Is Marketing Dying?
A Changing World Demands New Brand Strategies
When you think of marketing, what do you think of? Is it billboards? Television ads? Popups on YouTube? It’s more than likely you’re envisioning something that speaks directly to you, clearly explaining what a product is and why you need it in your life.
Consider, for example, the beer industry. Molson Coors is one of the largest brewers in Canada. Molson Canadian is even the official beer of the NHL. When you turn on a professional hockey game on Saturday night, you see the name Molson under the ice, on the boards, on the JumboTron, in the stands, and in the commercial breaks between periods.
Molson, Molson, Molson. This is marketing, right? That’s why Molson Coors is so huge.
How then do you explain the continuing rise of the microbrewery? Between 2013 and 2018 the number of licensed breweries in Canada increased by over 260%. This trend maintained pace throughout the pandemic, rising a further 8% to reach a total of 1210 brewing facilities nationwide in 2020.
That’s a lot of people choosing to drink a beer that isn’t Molson. If Molson’s marketing is so effective, why is it bleeding away so many customers to competitors?
Doesn’t marketing work anymore?
Evolution, Not Extinction
Doomsayers have been heralding the death of marketing for some time now. But that only holds true if you believe marketing to be a stagnant, stationary force that is purely reactionary. That is absolutely not the case.
For example, consider one of the earliest branding exercises ever undertaken by human beings: the great pyramids in Egypt. The pyramids were wrought in stone and took a team of artisans and thousands of slaves many, many years to complete. Was it a success? Absolutely – over 3,000 years later we still remember the names of pharaohs like Ramses and Tutankhamun after all. But then came the printing press, which annihilated the need for stone, chisels, and flagellation.
Did marketing die at that moment? No. It just took on new forms.
Similarly, in the 1960s – the era of Mad Men – established agencies accustomed to producing minute-long radio advertisements and lavishly painted newspaper spreads had to deal with the intrusion of photography and video. The Don Drapers of the day didn’t throw themselves out of the window the second they saw technicolour on the television.
They studied, assimilated, evolved, and adapted.
In 2022 marketing finds itself at another crossroads. We no longer live in the one-way world of billboards and TV commercials we grew up consuming. We now live in a digital era completely surrounded and absorbed by media. Word of mouth still holds resonance, but thanks to social media word of mouth now means both the guy down the street and the girl in Tokyo, too. We’ve spoken previously on some of the trends predicted to shake up the game moving forward, but the general shift in society towards valuing authenticity, relatability, and interactivity means previously proven methods of marketing are now either considered redundant or have assumed an extremely niche role.
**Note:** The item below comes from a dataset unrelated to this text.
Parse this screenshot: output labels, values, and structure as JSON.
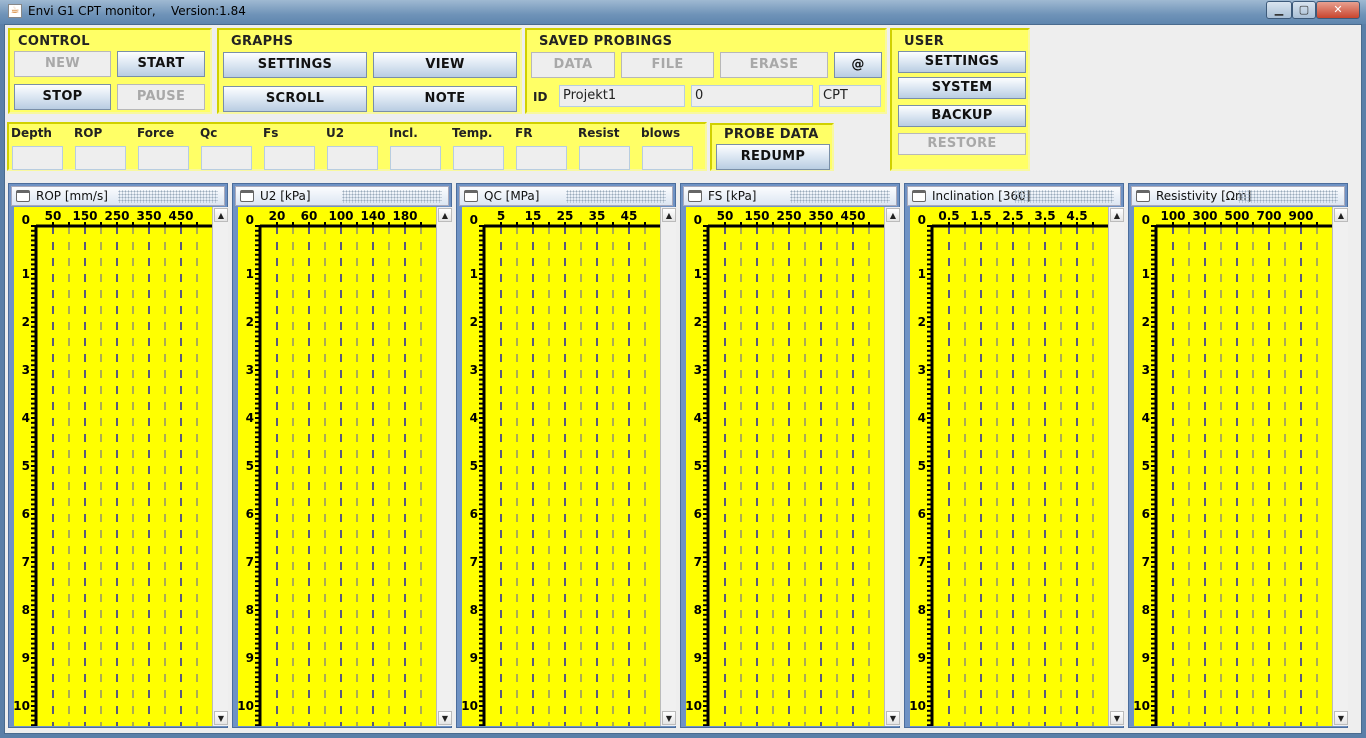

WJ’s Director of Communications Samantha Boyko explains further: “Simply put, people no longer want to be spoken at – they want to be spoken with. Experiences and storytelling are key, rather than taglines and kitsch. A brand that can be lived is much more successful than one which sends a random message out, hoping it will reach the right person at the right time.”
Samantha explains further: “To add to this, use of hard data and analytics unavailable to previous generations allows us to really focus in and discover what works and what doesn’t, even down to an audience of one. There’s a lot more work done behind the scenes, which people often don’t see. Make no mistake, marketing is evolving – it’s getting more technical and less direct – but it is not dying.”
Death to Spuds McKenzie
So it all comes back to beer. Why is it so many people are turning to smaller breweries over the big boys? Craft beer aficionados would argue it’s the wide array of tastes and the subtle distinctions of flavour that are superior to mass-produced lager, and they may be right – but that’s only half the story.
More important is the fact that they can argue about craft beer with other craft beer lovers. It’s the fact that they can visit the breweries and take a personalized tour. It’s the fact that they can communicate directly with the brewmasters, learn their history and philosophy, and even argue with them, too. It’s the purchasing of identity rather than product, a one-on-one feeling of intimacy and integrity that Spuds McKenzie can no longer provide.
(Sorry, Spuds. You had a good run while it lasted.)
This is the new direction of marketing, whatever field you’re operating in. While some aspects of ‘traditional’ marketing may be falling out of favour, certainly, don’t mistake a subtle sea change for a premature death. Acting proactively is key – by grabbing the bull by the horns and making marketing moves that take your company into previously unexplored territory, you can reposition for ongoing success. Our team of experts here at WJ are always here to help provide the missing link in your marketing evolution.